Transcript of remarks by SEN
Reporter: How difficult will it be to enforce the law because there are so many alleyways and a lot of rural areas and people will just dump their rubbish. Will there be some sort of exemption, for example, the CSSA (Comprehensive Social Security Assistance Scheme) families?
Secretary for the Environment: In the past few years, we have been working closely with the people living in the rural areas, including Heung Yee Kuk, to see how we can have proper implementation of the MSW charging including enforcement in the rural areas. In short, we are in close liaison with the concerned stakeholders so that we can have an effective mechanism on one hand to promote waste reduction at source; at the same time, to balance the environmental hygiene concerns. As I said earlier, we will step up our resources and manpower so that we can strengthen our enforcement not only in the urban areas, but also in the rural areas.

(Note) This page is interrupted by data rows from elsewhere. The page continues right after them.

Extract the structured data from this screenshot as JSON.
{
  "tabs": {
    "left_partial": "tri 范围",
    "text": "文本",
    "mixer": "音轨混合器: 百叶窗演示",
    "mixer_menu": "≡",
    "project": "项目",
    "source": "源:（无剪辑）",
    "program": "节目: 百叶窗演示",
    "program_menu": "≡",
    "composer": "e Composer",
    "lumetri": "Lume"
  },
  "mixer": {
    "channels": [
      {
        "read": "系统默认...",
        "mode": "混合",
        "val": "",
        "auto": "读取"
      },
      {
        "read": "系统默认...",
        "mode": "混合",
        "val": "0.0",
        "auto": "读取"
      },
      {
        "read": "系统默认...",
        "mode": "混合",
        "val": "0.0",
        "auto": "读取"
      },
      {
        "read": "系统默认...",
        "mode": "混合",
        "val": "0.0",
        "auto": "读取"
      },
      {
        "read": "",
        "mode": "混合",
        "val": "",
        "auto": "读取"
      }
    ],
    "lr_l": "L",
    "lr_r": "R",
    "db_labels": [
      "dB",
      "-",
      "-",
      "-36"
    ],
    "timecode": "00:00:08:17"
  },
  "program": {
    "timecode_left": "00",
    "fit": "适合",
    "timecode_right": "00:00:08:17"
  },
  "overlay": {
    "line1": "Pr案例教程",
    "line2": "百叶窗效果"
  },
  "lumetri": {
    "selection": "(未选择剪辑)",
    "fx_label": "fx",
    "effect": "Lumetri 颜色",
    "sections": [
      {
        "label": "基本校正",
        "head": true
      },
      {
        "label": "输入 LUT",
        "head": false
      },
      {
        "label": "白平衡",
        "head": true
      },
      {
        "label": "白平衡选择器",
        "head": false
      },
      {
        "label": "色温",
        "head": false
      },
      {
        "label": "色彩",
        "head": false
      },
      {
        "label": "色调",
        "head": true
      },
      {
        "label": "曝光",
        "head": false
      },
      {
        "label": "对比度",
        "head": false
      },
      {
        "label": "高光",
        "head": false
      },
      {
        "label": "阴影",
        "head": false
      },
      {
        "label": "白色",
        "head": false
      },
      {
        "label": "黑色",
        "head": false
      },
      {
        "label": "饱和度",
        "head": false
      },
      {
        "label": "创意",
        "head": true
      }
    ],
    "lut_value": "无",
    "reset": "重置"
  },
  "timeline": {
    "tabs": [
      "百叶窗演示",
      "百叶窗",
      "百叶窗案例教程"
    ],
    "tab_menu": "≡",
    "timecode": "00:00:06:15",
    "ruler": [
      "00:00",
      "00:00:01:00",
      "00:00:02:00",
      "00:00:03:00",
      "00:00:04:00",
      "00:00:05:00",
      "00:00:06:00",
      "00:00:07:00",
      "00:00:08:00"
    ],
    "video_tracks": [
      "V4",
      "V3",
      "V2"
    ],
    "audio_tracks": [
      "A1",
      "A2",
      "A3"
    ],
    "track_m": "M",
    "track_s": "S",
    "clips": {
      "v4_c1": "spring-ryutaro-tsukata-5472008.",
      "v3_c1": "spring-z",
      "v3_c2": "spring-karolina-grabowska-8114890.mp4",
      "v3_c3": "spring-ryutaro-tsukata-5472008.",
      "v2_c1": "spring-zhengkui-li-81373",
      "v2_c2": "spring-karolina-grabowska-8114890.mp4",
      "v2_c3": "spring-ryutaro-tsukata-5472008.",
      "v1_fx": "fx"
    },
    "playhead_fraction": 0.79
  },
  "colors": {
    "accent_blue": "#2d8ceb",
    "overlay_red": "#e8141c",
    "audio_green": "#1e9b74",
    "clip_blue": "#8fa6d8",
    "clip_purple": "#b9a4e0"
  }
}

Your second question is about how to have the mechanism to promote waste reduction on one hand; at the same time to care about those needy people, in particular those receiving subsidies under the social welfare schemes. Based on the recommendation by the SDC (Council for Sustainable Development), we would have a mechanism to address these issues. But the details would be disclosed later because at this stage, we are talking about the average waste charging and also to estimate what would be the approximate waste volume in a typical household. After understanding these numbers, then we can decide an appropriate scheme to address those in relation to the needy people.
Reporter: If law enforcement agencies find out the garbage is not wrapped in the designated garbage bag at the waste collection points, will the management of the housing estate bear the cost or the residents? If the trash is found outside the (refuse) collection points, who will bear the legal responsibilities?

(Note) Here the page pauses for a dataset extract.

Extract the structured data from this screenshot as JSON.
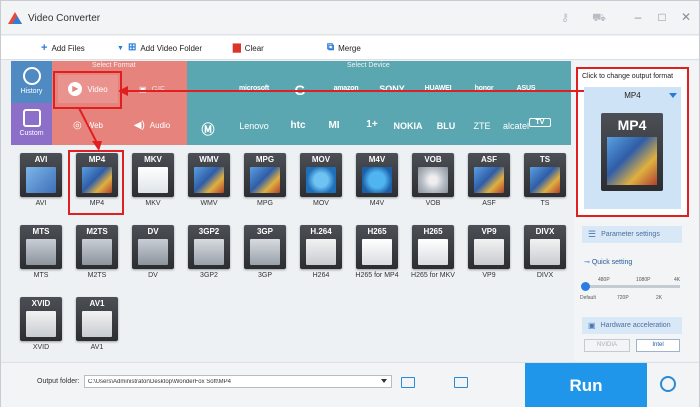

Secretary for the Environment: I think you are asking details about the enforcement. For instance, an FEHD (Food and Environmental Hygiene Department) refuse collection vehicle came to an (residential) estate while collecting the dumped garbage, and those garbage are supposed to be wrapped in the designated garbage bags. If the colleagues found that some of those waste are not properly wrapped in the designated garbage bags, then the colleagues can refuse to accept those garbage on the spot. At the same time, they can also consider whether they would issue the fixed penalty ticket. The (residential) estate would receive the penalty as a whole. So there are different situations, but the point is that enforcement would trigger those polluters to stop from any malpractice. For instance, if we reject those garbage collections, then the whole (residential) estate or the management would suffer, so they would behave better.
Reporter: Can you explain the arrangement for the three-year transition period, whether some buildings will have the option of using different "per weight" charging schemes? Since the legislation will only come into place in 2019, and there will be a three-year transition, how confident are you that the city can meet its waste target for 2022?
Secretary for the Environment: For some of those (residential) estates, they may not be really ready to go for the "per bag" charging mechanism, then they may opt for the "per bin" arrangement. We expect that should be the minority because the "per bin" charging would be higher than the "per bag" charging mechanism. We would also have a step-by-step increment of the "per bin" charging within those three years. So the overall objective is to encourage the "per bag" arrangement rather than the "per bin" arrangement. As we said, based on the SDC's recommendation, the transition period would be within three years, so that would set a very clear picture for those (residential) estates.
(Please also refer to the Chinese portion of the transcript.)
Ends/Monday, March 20, 2017
Issued at HKT 19:29
Issued at HKT 19:29